Students needing the Bookstore or TRUSU met with frustration last week when the largest two-day snowfall since 1927 closed the Campus Activity Centre (CAC) due to power loss.
Almost 40 centimetres of snow fell Jan. 5-6, closing all schools in Kamloops, including TRU. Four buildings on campus, including TRU radio station CFBX and the CAC were left in the dark after a transformer was damaged by the excessive snowfall.
“There was a lot of snow on top of the transformer and then it melted and got it wet,” said TRU media relations and communications manager, Diana Skoglund.
She added that the problem would not be fixed until at least Monday, Jan. 12
In response to the continued outage, TRU encouraged students to order textbooks online to be picked up at a designated spot on campus within 36 hours of ordering.
“We’re making arrangements for staff to get in [the Bookstore] now to be able to work in the dark,” Skoglund said Jan. 7.
Director of ancillary services, Glen Read, said bookstore staff received around 400 online book orders for pick up.
Alternative locations for student cards, TRUSU inquiries and UPass renewals were also set up in Old Main while the power was out. Students without an updated UPass were also able to access the bus by showing their student card until Jan. 9.
According to TRU political science professor Derek Cook, the fact that students were unable to access textbooks during the first week of class is both inconvenient and detrimental to student learning.
“I’ve got lots to say and I can give them things to read… we’ll just have to catch up. But it’s an imposition, especially in courses where there’s more of a set schedule, like accounting,” he said. “How are they going to deal with that if they don’t have the book?”
While the transformer has not jet been fixed, the power has now been restored to major student services in the CAC. TRU brought in generators to power select services Jan. 8. TRUSU immediately reopened their Members’ Services Desk and the promised textbook pick up was set up in the CAC. The bookstore itself reopened Friday Jan. 9 and added extended hours over the weekend and into this week to make up for the early semester closure.

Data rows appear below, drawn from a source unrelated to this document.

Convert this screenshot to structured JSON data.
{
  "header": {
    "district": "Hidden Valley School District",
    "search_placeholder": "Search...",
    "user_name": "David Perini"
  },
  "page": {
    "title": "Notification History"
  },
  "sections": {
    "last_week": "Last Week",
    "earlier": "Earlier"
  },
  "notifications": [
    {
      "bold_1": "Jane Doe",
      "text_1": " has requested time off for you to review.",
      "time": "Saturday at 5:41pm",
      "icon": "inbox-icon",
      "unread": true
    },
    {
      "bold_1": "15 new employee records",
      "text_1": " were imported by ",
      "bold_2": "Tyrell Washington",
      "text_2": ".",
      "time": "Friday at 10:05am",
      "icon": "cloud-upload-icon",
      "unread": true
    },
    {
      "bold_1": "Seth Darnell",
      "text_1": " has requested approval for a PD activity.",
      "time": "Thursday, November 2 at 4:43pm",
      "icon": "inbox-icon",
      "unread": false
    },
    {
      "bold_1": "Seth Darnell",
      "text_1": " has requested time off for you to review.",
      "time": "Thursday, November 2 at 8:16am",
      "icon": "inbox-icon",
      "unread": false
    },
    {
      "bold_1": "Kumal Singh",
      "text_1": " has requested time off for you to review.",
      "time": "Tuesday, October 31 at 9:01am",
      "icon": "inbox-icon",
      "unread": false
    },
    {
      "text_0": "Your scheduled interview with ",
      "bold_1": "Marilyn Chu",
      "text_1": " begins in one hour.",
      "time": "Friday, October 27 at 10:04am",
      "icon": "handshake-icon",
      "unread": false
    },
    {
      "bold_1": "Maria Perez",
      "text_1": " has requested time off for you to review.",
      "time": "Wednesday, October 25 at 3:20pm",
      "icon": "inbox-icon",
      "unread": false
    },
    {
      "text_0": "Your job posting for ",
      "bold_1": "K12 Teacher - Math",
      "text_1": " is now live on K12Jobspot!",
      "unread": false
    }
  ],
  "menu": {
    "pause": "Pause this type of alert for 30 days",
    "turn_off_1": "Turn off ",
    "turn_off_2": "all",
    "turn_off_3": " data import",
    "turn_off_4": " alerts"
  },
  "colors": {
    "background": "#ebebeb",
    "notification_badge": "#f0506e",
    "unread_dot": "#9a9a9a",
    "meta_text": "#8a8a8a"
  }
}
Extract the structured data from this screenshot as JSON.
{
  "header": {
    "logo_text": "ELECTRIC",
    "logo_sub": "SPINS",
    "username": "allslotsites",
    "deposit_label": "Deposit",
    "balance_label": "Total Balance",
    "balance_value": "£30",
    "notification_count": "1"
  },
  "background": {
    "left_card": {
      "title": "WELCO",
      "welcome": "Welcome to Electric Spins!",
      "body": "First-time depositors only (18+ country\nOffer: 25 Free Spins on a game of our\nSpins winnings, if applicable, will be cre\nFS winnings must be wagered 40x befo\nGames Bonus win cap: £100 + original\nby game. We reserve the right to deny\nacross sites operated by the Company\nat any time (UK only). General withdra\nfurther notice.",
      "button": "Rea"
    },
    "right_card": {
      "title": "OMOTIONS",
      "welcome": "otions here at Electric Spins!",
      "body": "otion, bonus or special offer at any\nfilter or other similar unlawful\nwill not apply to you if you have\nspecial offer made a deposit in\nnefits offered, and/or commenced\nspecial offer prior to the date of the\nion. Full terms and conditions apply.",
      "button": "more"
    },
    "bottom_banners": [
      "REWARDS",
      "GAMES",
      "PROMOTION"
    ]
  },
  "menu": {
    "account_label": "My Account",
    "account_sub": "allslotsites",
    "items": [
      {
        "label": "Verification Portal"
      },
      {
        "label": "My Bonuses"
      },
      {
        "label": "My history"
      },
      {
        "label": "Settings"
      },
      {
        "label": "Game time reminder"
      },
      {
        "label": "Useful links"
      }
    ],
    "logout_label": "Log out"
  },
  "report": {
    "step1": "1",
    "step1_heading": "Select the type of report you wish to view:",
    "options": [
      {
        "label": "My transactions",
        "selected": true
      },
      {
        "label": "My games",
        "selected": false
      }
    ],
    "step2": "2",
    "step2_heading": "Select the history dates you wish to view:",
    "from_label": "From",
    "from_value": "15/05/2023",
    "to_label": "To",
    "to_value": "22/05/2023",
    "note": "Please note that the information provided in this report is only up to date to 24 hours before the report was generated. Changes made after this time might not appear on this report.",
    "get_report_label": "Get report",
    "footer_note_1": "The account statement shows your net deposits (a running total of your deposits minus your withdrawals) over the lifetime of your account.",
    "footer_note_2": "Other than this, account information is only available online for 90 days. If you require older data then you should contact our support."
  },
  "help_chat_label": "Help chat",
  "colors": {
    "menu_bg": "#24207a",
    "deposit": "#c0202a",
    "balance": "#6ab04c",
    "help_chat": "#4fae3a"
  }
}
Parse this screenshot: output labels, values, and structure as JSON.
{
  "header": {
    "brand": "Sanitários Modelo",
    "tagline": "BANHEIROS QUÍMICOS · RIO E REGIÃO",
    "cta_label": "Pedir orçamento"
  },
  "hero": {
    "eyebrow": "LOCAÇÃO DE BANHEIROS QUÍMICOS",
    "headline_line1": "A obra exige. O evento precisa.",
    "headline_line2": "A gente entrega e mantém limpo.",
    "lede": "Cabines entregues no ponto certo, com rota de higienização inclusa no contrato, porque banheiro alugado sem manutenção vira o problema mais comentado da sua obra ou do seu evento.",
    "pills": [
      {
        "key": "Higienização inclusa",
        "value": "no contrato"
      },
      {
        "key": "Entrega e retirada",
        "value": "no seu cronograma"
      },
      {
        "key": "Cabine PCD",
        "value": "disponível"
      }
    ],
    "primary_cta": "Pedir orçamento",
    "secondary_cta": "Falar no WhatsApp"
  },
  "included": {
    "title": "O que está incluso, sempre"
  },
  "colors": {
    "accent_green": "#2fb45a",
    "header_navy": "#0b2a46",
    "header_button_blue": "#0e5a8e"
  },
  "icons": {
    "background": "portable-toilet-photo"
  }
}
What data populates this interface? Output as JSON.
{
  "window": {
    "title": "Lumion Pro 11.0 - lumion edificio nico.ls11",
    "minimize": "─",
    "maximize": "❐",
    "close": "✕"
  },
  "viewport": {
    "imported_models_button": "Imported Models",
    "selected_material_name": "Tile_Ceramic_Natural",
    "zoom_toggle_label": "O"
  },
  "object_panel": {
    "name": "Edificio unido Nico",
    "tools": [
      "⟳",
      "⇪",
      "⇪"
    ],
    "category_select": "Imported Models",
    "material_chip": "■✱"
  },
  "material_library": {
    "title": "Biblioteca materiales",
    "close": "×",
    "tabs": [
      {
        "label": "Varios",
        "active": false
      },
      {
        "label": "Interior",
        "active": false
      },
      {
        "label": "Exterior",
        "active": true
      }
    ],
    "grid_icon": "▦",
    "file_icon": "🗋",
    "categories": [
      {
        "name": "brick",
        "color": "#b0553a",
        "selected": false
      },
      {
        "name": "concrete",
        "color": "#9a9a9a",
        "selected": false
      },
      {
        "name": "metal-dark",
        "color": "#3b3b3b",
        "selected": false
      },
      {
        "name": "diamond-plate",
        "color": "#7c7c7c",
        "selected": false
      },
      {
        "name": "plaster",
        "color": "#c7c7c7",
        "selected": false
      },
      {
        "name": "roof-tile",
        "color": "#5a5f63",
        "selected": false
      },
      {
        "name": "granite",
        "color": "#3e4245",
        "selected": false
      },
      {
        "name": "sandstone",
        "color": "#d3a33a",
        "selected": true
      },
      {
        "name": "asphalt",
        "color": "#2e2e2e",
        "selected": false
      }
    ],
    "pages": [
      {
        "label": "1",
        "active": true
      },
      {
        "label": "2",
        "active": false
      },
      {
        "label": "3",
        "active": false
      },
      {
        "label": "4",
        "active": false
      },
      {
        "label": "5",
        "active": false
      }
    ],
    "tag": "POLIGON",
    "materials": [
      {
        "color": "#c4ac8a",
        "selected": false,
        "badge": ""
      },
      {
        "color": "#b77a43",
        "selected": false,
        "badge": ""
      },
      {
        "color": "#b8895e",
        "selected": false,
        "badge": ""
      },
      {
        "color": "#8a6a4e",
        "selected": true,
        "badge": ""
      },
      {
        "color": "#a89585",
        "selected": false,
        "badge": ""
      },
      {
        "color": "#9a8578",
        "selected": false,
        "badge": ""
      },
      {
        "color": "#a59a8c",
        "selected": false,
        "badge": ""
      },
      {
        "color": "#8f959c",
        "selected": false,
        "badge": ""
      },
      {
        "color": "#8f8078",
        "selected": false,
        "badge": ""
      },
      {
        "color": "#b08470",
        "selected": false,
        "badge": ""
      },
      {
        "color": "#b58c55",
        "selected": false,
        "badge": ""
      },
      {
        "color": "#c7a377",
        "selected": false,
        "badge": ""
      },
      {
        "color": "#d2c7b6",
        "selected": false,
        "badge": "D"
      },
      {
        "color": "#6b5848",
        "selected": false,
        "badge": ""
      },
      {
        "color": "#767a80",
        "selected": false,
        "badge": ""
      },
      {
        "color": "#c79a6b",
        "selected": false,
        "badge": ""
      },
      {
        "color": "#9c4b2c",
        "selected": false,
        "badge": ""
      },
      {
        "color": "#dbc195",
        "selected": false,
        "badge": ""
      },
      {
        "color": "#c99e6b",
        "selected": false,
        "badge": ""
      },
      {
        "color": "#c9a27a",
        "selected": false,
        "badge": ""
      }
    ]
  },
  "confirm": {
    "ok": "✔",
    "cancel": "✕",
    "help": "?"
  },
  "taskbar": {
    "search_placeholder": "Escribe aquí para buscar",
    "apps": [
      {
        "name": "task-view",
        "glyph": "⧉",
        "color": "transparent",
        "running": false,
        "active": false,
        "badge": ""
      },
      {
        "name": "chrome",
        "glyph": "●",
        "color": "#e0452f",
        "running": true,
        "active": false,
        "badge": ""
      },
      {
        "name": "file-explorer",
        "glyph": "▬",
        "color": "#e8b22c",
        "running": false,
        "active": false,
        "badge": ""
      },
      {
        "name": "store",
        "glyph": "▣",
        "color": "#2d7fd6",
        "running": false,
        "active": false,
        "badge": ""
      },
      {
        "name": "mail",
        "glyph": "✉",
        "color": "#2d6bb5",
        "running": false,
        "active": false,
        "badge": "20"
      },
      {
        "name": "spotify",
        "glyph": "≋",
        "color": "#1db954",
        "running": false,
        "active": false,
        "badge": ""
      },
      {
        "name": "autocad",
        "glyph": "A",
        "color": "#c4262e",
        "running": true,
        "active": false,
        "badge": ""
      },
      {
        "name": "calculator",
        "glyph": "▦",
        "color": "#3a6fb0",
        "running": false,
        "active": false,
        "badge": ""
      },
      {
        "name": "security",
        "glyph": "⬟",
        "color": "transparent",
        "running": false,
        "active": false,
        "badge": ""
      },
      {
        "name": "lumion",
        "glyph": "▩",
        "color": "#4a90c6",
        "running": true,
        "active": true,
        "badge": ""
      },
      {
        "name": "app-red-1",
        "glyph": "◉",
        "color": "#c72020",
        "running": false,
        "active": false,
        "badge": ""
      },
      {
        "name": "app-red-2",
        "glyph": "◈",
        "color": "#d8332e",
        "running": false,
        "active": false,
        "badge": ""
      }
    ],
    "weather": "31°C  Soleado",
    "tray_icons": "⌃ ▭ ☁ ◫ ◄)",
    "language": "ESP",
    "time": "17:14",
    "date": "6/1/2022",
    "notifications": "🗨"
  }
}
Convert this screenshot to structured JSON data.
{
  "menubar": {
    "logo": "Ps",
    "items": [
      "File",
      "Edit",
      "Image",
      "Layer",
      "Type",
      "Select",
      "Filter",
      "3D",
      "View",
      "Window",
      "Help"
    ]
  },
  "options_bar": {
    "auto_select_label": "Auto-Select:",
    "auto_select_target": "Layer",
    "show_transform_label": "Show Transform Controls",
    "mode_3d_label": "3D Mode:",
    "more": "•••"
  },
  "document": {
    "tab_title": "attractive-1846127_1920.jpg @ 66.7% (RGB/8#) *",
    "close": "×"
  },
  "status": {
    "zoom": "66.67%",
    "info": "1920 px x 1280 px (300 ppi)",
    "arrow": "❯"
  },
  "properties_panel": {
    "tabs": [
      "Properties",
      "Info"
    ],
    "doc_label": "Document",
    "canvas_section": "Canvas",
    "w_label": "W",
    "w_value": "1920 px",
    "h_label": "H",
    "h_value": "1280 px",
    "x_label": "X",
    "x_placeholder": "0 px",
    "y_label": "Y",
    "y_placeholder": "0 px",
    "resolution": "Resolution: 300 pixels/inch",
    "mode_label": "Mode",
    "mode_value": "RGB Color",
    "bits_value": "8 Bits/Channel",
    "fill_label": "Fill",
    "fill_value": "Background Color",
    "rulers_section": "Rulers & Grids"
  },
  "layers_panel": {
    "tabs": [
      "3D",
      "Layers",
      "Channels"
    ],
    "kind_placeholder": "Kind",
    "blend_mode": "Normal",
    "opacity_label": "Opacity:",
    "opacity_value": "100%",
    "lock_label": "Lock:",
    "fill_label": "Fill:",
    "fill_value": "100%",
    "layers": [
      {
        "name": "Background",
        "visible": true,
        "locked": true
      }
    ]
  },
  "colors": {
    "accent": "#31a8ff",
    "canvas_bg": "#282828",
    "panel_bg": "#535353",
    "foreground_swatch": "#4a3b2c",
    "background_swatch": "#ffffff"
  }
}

“The January rush tends to be not as big of a rush as the September one, so we’ll just sort of see how it goes and if the demand is there, we’ll just stay open longer just to accommodate all the needs of the students,” Read said.